Aix-en-Provence The Inside Story
Two years ago, I published ‘Aix-en-Provence The Inside Story’. I embarked on it because there is so little in English on the history of this fascinating town. Guide books are very big on facades and columns but don’t say much about the people who lived in the buildings. I wanted to find out more, especially about the lives of women who rarely figure in the history books. I had lots of questions too about the working classes, equally ignored.
Once the protective power of its Roman founders had dissipated, medieval Aix endured centuries of physical attacks, political upheavals and devastation from disease. What were the social conditions during these times? How did the townspeople earn money and feed their families? In trying to find out, I uncovered some fascinating detail, but also ran into dead-ends.
During the so-called Golden Age, aristocratic Parliamentarians and rich lawyers built Baroque-influenced town-houses and brought in Italian artists to decorate them. The book looks where possible behind the doors at the families and also some of the artists working in the town. Such a life-style of course depended on an impoverished working and agricultural class who were about to be unleashed….

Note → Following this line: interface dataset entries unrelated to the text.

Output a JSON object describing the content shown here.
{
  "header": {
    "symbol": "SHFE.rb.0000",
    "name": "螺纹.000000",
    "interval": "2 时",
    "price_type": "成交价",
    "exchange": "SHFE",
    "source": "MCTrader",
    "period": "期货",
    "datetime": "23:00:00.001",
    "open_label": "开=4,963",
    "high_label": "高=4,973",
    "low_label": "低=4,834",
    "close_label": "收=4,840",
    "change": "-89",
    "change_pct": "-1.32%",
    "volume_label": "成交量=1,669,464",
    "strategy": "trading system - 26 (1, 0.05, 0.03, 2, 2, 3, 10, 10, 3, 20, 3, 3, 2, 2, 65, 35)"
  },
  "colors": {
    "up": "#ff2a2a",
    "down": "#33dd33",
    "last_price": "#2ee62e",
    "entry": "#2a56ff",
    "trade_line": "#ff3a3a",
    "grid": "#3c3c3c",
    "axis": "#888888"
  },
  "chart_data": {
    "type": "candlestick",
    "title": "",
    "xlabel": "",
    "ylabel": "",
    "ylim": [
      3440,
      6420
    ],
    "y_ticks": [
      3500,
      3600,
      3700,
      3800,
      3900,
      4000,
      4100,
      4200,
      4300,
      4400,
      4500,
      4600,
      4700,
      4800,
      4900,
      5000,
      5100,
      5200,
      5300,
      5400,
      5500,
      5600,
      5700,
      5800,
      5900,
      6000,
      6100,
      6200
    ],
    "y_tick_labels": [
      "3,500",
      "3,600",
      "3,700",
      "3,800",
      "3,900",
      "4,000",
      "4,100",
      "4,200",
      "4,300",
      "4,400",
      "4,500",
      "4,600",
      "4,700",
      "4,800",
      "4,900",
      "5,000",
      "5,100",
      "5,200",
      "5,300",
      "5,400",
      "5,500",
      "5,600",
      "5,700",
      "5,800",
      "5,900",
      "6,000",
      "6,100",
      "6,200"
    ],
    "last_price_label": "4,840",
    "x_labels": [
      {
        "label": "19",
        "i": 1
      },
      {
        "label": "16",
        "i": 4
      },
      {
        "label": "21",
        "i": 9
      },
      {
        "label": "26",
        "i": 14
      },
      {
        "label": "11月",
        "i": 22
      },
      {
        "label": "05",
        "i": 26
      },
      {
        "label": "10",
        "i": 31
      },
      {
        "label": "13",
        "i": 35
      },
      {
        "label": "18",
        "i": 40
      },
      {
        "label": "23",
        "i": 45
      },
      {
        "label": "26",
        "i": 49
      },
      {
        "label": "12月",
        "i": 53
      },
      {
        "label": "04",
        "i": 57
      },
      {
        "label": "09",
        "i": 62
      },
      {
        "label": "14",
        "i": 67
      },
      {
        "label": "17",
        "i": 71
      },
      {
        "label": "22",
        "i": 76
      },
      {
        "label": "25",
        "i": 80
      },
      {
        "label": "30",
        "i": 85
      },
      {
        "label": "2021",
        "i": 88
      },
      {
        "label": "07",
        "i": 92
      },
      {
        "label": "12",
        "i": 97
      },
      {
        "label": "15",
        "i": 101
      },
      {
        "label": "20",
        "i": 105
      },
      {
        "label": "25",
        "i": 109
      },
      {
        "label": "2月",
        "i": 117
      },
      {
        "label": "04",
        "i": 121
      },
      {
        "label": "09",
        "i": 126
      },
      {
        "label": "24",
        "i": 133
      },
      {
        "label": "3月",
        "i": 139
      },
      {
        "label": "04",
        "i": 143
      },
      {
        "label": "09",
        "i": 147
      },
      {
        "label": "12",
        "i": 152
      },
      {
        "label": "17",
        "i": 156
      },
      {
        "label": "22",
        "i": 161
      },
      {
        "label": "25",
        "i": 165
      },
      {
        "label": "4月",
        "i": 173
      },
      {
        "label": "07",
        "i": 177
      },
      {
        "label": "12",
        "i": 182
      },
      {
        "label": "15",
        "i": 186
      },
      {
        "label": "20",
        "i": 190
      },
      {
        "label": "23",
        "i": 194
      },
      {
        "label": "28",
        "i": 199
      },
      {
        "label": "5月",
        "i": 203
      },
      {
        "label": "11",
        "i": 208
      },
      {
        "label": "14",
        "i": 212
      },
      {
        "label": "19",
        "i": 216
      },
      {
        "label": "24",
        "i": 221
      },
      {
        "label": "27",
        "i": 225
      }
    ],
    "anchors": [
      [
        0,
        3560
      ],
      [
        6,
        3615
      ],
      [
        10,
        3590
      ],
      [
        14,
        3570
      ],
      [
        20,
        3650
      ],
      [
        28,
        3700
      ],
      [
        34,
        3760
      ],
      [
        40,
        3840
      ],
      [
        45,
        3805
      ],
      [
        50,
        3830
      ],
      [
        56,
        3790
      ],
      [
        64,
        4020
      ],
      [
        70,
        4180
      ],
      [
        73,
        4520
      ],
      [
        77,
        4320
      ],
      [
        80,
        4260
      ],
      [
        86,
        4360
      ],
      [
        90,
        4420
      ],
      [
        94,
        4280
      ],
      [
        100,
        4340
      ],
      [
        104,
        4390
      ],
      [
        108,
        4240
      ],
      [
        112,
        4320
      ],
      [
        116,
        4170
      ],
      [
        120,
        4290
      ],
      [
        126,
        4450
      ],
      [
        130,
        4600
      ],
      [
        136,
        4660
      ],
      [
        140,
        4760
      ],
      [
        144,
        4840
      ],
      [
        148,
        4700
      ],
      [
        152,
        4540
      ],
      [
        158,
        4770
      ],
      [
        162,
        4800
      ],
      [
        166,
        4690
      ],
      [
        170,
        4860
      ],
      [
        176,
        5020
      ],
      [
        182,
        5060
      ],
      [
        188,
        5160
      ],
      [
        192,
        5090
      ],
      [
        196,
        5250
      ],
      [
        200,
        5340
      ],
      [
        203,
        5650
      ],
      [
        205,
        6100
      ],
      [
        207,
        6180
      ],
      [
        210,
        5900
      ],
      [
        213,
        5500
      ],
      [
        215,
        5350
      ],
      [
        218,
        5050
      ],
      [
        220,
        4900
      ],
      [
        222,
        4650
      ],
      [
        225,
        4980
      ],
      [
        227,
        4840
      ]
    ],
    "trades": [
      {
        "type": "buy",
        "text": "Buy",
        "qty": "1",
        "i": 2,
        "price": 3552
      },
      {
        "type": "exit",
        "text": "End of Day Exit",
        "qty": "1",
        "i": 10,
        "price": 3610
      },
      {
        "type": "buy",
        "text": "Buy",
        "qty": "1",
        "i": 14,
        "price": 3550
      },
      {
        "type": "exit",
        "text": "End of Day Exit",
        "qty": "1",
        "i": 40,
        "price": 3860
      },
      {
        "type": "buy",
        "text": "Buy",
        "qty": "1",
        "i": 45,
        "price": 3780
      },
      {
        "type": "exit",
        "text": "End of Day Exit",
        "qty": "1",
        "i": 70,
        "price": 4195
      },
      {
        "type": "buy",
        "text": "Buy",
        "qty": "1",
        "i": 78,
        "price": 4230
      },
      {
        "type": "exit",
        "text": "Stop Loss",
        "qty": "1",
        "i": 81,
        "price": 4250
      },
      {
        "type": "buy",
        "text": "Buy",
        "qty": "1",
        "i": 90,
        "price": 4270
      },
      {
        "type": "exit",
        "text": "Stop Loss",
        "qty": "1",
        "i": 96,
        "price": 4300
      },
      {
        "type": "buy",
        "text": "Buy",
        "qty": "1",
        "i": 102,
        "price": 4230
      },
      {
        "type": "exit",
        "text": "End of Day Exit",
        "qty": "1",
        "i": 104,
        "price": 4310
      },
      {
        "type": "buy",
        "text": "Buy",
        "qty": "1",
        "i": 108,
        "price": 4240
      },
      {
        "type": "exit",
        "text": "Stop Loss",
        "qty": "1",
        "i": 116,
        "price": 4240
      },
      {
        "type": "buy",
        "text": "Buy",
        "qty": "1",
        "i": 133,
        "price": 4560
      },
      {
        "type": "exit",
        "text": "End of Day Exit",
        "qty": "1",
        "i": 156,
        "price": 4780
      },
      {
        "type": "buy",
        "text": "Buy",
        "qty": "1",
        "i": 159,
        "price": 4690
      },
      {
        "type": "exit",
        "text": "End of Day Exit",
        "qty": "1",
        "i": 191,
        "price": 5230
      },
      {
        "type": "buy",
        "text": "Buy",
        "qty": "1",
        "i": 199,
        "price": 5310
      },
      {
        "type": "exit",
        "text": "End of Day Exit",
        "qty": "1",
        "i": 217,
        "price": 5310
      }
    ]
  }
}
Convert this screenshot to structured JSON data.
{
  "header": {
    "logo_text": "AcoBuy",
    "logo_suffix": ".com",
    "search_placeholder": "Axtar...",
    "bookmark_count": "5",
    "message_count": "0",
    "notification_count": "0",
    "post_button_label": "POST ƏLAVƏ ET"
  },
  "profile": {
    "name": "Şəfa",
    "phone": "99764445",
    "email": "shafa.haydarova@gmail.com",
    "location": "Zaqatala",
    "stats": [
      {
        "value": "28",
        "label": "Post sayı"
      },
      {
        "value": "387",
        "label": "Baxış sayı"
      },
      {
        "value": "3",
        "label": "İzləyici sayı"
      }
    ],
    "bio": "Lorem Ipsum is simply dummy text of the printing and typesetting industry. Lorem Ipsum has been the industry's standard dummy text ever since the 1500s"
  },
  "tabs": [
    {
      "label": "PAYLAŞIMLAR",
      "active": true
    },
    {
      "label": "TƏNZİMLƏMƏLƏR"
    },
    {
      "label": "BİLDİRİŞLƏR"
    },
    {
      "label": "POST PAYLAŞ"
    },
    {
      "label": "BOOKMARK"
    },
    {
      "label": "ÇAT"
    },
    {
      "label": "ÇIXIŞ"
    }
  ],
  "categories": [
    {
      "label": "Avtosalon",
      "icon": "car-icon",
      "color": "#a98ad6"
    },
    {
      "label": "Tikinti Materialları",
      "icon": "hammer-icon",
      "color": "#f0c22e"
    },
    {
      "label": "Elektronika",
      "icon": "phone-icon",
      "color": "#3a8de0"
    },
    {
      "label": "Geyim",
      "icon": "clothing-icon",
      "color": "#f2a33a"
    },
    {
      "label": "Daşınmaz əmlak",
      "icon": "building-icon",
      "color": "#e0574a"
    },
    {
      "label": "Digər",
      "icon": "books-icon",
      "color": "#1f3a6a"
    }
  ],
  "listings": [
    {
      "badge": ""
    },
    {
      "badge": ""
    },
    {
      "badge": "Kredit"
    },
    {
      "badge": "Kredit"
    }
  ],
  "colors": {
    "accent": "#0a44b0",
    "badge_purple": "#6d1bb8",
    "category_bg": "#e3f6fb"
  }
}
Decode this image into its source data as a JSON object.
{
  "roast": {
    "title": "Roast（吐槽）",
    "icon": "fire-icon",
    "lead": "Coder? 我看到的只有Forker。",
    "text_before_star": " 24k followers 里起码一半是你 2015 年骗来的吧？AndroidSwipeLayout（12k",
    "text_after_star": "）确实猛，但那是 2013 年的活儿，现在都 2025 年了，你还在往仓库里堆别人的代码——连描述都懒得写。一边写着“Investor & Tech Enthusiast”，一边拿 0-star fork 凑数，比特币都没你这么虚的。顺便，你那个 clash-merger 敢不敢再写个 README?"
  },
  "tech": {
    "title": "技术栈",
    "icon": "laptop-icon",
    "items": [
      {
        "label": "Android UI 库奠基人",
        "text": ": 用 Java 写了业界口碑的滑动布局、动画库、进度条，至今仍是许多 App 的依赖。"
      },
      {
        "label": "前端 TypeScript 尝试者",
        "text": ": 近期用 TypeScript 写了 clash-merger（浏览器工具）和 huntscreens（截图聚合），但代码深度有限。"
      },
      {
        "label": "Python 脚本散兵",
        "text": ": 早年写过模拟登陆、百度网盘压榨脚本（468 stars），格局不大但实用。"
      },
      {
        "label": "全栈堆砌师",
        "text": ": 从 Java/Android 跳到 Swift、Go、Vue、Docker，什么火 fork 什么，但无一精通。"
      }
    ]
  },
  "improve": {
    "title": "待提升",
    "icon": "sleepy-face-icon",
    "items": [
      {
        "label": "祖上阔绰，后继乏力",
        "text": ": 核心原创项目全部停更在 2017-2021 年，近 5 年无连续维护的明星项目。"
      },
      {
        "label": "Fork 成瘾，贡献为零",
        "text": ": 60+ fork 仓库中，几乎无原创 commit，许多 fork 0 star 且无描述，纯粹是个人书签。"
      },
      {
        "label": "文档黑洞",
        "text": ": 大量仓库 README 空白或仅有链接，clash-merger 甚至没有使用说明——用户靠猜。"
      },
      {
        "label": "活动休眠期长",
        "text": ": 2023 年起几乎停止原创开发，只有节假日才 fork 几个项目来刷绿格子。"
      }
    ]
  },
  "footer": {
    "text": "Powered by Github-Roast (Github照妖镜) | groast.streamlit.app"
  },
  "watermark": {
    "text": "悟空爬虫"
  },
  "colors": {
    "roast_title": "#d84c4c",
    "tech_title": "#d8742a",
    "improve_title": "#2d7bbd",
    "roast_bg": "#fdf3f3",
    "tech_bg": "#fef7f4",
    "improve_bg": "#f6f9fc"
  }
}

The French Revolution had a dramatic effect on Aix. I had little idea of its impact until I started to research it. What with aristocrats running for the borders and the unlucky few swinging from the trees in the Cours Mirabeau, plus revolutionaries pillaging the churches and the Hotel de Ville, it must have been traumatic for families trying to survive during these years.
Devastated Aix lost its status as capital to Marseille and spent the 19th century recovering and rebuilding. But local bright spirits like Mignet and Thiers were in Paris helping their native city, and Cézanne and Zola explored the Provencal countryside and dreamed of fame. We probably know plenty about them – but the book also introduces Mesdames Cézanne and Zola, long-suffering ladies both, but interesting in their different ways.
Twentieth century Aix was hit brutally by two world wars which, in the way of most conflict, was not of its making. And then, as it had done through the centuries, the town had to pick itself up and rebuild its population, its economy, its morale. What a story!
I found it fascinating to research and write, and hope readers will find it fascinating too.
From a practical point of view, no French publishers were interested in printing anything in English (I assume – emails ignored). So I went down the print-on-demand route and kept to black and white to keep the price down. One day perhaps it will find a publisher and we can get a glorious colour version. That would be wonderful!
Until then, ‘Aix-en-Provence The Inside Story’ is available here at Lulu.com and is priced at £9.99 or just under 13€, +p&p. (Once in the website, hit Buy or Acheter and put ‘Aix’ in the search box).